• **TASK GOAL**
The records that follow are to be repeated without alteration.

Data about app and page elements:
::::::

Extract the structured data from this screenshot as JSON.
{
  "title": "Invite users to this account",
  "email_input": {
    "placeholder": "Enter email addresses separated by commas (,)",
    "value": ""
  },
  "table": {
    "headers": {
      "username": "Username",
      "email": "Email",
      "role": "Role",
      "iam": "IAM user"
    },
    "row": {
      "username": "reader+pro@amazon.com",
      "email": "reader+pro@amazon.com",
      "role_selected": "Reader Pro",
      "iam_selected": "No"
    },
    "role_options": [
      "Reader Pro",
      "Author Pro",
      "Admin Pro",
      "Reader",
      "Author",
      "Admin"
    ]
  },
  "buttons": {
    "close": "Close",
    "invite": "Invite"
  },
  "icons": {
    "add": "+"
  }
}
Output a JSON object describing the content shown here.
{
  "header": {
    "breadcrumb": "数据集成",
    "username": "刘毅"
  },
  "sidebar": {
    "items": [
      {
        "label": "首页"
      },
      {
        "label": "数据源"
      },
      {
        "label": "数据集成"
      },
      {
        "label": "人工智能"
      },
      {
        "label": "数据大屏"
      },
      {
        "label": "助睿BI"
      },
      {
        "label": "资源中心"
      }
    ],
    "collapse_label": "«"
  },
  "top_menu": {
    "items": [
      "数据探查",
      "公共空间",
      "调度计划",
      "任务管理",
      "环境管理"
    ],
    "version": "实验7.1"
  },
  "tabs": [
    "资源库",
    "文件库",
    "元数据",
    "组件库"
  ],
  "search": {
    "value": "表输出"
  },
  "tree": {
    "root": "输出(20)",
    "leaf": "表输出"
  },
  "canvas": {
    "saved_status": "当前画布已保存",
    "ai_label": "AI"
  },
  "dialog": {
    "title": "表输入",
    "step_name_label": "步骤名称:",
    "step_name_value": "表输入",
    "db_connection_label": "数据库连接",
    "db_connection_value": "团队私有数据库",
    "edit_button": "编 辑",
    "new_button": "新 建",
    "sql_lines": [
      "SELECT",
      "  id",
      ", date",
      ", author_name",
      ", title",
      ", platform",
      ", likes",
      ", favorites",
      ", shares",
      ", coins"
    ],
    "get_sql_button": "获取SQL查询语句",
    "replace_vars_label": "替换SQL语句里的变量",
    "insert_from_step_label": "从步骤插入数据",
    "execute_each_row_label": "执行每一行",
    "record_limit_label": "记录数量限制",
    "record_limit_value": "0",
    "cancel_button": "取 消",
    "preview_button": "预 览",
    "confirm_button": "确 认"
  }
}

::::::

• **WRITTEN RESPONSE**
Extract the structured data from this screenshot as JSON.
{
  "title": "Invite users to this account",
  "email_input": {
    "placeholder": "Enter email addresses separated by commas (,)",
    "value": ""
  },
  "table": {
    "headers": {
      "username": "Username",
      "email": "Email",
      "role": "Role",
      "iam": "IAM user"
    },
    "row": {
      "username": "reader+pro@amazon.com",
      "email": "reader+pro@amazon.com",
      "role_selected": "Reader Pro",
      "iam_selected": "No"
    },
    "role_options": [
      "Reader Pro",
      "Author Pro",
      "Admin Pro",
      "Reader",
      "Author",
      "Admin"
    ]
  },
  "buttons": {
    "close": "Close",
    "invite": "Invite"
  },
  "icons": {
    "add": "+"
  }
}
Output a JSON object describing the content shown here.
{
  "header": {
    "breadcrumb": "数据集成",
    "username": "刘毅"
  },
  "sidebar": {
    "items": [
      {
        "label": "首页"
      },
      {
        "label": "数据源"
      },
      {
        "label": "数据集成"
      },
      {
        "label": "人工智能"
      },
      {
        "label": "数据大屏"
      },
      {
        "label": "助睿BI"
      },
      {
        "label": "资源中心"
      }
    ],
    "collapse_label": "«"
  },
  "top_menu": {
    "items": [
      "数据探查",
      "公共空间",
      "调度计划",
      "任务管理",
      "环境管理"
    ],
    "version": "实验7.1"
  },
  "tabs": [
    "资源库",
    "文件库",
    "元数据",
    "组件库"
  ],
  "search": {
    "value": "表输出"
  },
  "tree": {
    "root": "输出(20)",
    "leaf": "表输出"
  },
  "canvas": {
    "saved_status": "当前画布已保存",
    "ai_label": "AI"
  },
  "dialog": {
    "title": "表输入",
    "step_name_label": "步骤名称:",
    "step_name_value": "表输入",
    "db_connection_label": "数据库连接",
    "db_connection_value": "团队私有数据库",
    "edit_button": "编 辑",
    "new_button": "新 建",
    "sql_lines": [
      "SELECT",
      "  id",
      ", date",
      ", author_name",
      ", title",
      ", platform",
      ", likes",
      ", favorites",
      ", shares",
      ", coins"
    ],
    "get_sql_button": "获取SQL查询语句",
    "replace_vars_label": "替换SQL语句里的变量",
    "insert_from_step_label": "从步骤插入数据",
    "execute_each_row_label": "执行每一行",
    "record_limit_label": "记录数量限制",
    "record_limit_value": "0",
    "cancel_button": "取 消",
    "preview_button": "预 览",
    "confirm_button": "确 认"
  }
}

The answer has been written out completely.